I was going to attempt some previous Daring Bakers challenges. Croissants seemed like a fun idea, then I realised how involved and daunting they were and decided on something a bit more fun.
Pretzels for my lovely husband, who doesnt have a sweet tooth but loves a nice bit of savory, I knew he'd love these. It was really fun to read the first challenges of the daring bakers on Ivonne and Lisa's blogs and then to give it a try myself! I was really glad I got these out of the house quicksharp as they were absolutely delicious, and I think we'd have eaten the entire batch on our own!
This is the kind of recipe I love, just a bit of flour, sugar, water yeast and salt, a quick rise, then shape, dip in water, proof and bake. Of course they are complete with a little brush of butter and a sprinkling of kosher salt, but really, how simple is that!!
This will definitely be on my rotation of baked snacks from now on!
I then set about with my first attempt at macarons. It didnt seem too bad, as they didn't require a huge number of eggs, that I'd regret wasting or expensive ingredients. I'd come across a delicious looking recipe on tartelette and decided to try it. The batter came together very well, I had my first try at making praline, and I happened to have some dulce de leche knocking around for a filling.
My first time wasn't perfect, the macarons stuck to the silpat, so only about half came out ok. I also don't think I baked them for quite long enough, they were very fragile. They were also insanely sweet. I think a more creamy/tart filling might be nice against the intense sweetness of the meringue.
The recipe was used exactly as written, so I wont repeat it here, I found other sources that were a lot more detailed, and I might try that route, apparently putting some water under the silpat after baking really helps to release the macarons.
As far as dulce de leche goes, there are 3 ways to do it:
1. Put a sealed can of condensed milk into slightly simmering water for 3 hours

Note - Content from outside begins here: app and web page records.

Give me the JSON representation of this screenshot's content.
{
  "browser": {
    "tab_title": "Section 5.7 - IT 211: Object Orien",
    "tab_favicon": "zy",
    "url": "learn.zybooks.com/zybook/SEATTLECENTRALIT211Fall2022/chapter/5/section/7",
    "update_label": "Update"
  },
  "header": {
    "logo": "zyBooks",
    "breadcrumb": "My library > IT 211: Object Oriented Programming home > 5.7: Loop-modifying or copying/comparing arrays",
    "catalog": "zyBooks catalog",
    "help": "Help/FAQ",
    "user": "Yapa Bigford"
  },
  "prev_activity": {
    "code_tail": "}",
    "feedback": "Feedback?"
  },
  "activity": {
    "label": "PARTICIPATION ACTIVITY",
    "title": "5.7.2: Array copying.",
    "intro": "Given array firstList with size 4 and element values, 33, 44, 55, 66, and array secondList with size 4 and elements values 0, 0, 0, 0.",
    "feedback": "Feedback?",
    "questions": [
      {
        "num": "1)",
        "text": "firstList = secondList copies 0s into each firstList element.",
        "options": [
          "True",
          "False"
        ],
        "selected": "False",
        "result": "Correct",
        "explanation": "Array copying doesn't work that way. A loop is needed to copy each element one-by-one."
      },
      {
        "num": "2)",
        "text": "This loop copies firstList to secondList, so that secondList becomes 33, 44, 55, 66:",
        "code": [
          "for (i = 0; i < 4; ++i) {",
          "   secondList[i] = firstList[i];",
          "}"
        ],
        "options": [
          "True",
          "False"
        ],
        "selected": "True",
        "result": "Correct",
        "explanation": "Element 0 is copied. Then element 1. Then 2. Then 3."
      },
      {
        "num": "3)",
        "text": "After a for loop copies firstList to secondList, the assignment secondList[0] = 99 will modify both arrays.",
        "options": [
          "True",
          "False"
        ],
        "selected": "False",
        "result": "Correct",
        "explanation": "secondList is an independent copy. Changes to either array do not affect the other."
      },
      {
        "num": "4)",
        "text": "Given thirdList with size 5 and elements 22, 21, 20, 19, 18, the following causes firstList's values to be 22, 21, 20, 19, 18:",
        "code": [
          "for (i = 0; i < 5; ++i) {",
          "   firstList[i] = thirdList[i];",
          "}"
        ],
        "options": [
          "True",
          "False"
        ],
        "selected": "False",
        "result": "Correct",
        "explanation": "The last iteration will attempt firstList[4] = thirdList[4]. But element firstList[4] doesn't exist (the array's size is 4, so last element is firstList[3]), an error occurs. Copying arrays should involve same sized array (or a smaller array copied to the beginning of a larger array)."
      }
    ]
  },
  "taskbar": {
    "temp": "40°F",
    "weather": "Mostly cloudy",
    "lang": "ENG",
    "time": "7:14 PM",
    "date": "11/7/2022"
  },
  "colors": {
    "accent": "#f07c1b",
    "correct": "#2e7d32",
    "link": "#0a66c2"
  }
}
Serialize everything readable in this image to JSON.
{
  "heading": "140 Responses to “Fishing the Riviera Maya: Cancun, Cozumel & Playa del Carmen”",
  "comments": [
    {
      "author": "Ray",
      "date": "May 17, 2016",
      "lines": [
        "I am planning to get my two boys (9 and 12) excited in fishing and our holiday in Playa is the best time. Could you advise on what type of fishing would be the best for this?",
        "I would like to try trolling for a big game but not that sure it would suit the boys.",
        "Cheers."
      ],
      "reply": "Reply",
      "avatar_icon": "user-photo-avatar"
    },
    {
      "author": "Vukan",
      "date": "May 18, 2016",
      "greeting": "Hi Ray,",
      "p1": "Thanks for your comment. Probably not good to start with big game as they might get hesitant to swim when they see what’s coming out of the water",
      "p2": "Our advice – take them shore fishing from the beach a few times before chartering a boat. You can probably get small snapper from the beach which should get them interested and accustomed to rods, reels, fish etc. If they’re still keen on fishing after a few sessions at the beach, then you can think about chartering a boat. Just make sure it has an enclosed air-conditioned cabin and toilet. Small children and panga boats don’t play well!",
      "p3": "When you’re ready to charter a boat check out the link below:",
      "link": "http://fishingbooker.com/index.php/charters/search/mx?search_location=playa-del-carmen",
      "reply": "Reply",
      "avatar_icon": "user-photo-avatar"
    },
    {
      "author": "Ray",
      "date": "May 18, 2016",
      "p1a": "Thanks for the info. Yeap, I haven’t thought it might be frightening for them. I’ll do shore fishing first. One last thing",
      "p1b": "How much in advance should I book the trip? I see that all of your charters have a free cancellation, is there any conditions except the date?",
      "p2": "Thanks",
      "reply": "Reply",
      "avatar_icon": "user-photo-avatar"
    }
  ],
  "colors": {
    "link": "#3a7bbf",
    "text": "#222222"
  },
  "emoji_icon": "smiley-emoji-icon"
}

2. Pour a can of condensed milk in a small, thick bottomed pan and heat on a low/medium heat, stirring almost continuously with a wooden spoon until it is thick and caramel colored.
3. The david lebovitz method, heating in the oven.